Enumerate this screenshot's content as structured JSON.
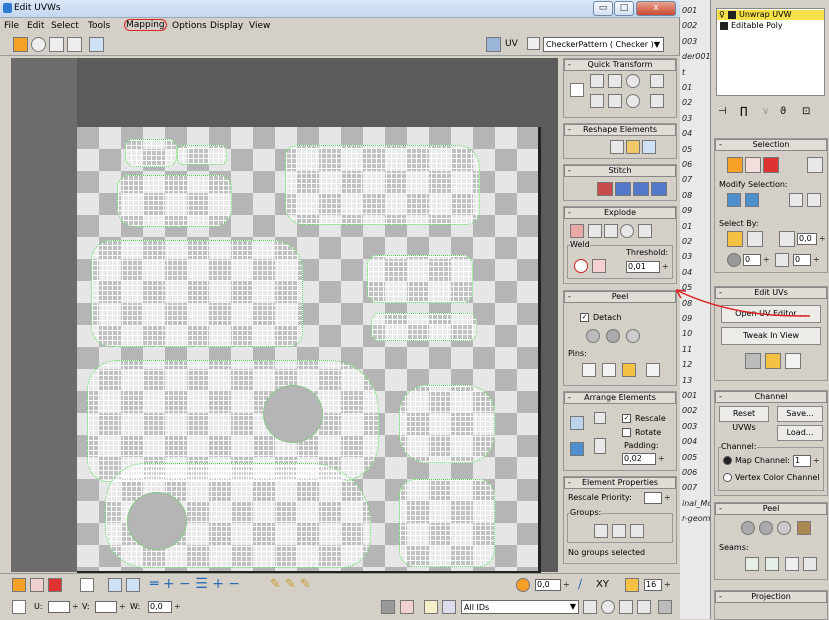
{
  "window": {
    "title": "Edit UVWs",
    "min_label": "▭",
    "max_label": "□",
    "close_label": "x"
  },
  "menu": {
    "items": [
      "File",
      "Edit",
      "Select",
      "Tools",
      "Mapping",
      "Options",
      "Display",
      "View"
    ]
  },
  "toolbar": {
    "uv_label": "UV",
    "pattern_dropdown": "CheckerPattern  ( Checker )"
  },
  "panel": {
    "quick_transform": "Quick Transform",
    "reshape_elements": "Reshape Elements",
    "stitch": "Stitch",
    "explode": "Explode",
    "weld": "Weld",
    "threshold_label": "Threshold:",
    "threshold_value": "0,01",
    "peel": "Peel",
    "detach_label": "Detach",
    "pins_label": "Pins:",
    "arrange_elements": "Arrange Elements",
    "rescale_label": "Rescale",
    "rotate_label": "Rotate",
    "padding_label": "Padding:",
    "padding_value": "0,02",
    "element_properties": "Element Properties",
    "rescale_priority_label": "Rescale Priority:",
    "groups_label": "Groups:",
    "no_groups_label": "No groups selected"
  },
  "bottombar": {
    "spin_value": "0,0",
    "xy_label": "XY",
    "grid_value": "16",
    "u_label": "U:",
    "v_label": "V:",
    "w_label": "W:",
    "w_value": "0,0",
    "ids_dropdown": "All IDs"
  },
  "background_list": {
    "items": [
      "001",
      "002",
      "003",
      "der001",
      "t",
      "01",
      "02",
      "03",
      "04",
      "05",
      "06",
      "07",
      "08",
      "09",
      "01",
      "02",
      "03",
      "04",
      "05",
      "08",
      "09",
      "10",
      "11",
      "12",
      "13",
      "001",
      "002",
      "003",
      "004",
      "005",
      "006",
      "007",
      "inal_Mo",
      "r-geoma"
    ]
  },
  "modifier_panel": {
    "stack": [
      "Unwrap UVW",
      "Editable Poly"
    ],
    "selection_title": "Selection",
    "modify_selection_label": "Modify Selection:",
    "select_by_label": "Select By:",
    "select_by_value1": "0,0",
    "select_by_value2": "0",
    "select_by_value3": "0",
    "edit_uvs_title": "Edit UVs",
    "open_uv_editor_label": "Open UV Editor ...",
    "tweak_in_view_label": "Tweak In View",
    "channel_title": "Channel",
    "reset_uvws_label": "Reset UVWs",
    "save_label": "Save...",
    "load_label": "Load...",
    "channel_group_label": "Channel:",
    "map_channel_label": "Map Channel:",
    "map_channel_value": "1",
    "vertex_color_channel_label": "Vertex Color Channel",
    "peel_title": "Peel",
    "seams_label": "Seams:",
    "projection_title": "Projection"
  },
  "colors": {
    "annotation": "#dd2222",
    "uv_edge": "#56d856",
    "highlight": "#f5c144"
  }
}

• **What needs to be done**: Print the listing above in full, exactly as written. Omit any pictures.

• **Finished exercise**:
Enumerate this screenshot's content as structured JSON.
{
  "window": {
    "title": "Edit UVWs",
    "min_label": "▭",
    "max_label": "□",
    "close_label": "x"
  },
  "menu": {
    "items": [
      "File",
      "Edit",
      "Select",
      "Tools",
      "Mapping",
      "Options",
      "Display",
      "View"
    ]
  },
  "toolbar": {
    "uv_label": "UV",
    "pattern_dropdown": "CheckerPattern  ( Checker )"
  },
  "panel": {
    "quick_transform": "Quick Transform",
    "reshape_elements": "Reshape Elements",
    "stitch": "Stitch",
    "explode": "Explode",
    "weld": "Weld",
    "threshold_label": "Threshold:",
    "threshold_value": "0,01",
    "peel": "Peel",
    "detach_label": "Detach",
    "pins_label": "Pins:",
    "arrange_elements": "Arrange Elements",
    "rescale_label": "Rescale",
    "rotate_label": "Rotate",
    "padding_label": "Padding:",
    "padding_value": "0,02",
    "element_properties": "Element Properties",
    "rescale_priority_label": "Rescale Priority:",
    "groups_label": "Groups:",
    "no_groups_label": "No groups selected"
  },
  "bottombar": {
    "spin_value": "0,0",
    "xy_label": "XY",
    "grid_value": "16",
    "u_label": "U:",
    "v_label": "V:",
    "w_label": "W:",
    "w_value": "0,0",
    "ids_dropdown": "All IDs"
  },
  "background_list": {
    "items": [
      "001",
      "002",
      "003",
      "der001",
      "t",
      "01",
      "02",
      "03",
      "04",
      "05",
      "06",
      "07",
      "08",
      "09",
      "01",
      "02",
      "03",
      "04",
      "05",
      "08",
      "09",
      "10",
      "11",
      "12",
      "13",
      "001",
      "002",
      "003",
      "004",
      "005",
      "006",
      "007",
      "inal_Mo",
      "r-geoma"
    ]
  },
  "modifier_panel": {
    "stack": [
      "Unwrap UVW",
      "Editable Poly"
    ],
    "selection_title": "Selection",
    "modify_selection_label": "Modify Selection:",
    "select_by_label": "Select By:",
    "select_by_value1": "0,0",
    "select_by_value2": "0",
    "select_by_value3": "0",
    "edit_uvs_title": "Edit UVs",
    "open_uv_editor_label": "Open UV Editor ...",
    "tweak_in_view_label": "Tweak In View",
    "channel_title": "Channel",
    "reset_uvws_label": "Reset UVWs",
    "save_label": "Save...",
    "load_label": "Load...",
    "channel_group_label": "Channel:",
    "map_channel_label": "Map Channel:",
    "map_channel_value": "1",
    "vertex_color_channel_label": "Vertex Color Channel",
    "peel_title": "Peel",
    "seams_label": "Seams:",
    "projection_title": "Projection"
  },
  "colors": {
    "annotation": "#dd2222",
    "uv_edge": "#56d856",
    "highlight": "#f5c144"
  }
}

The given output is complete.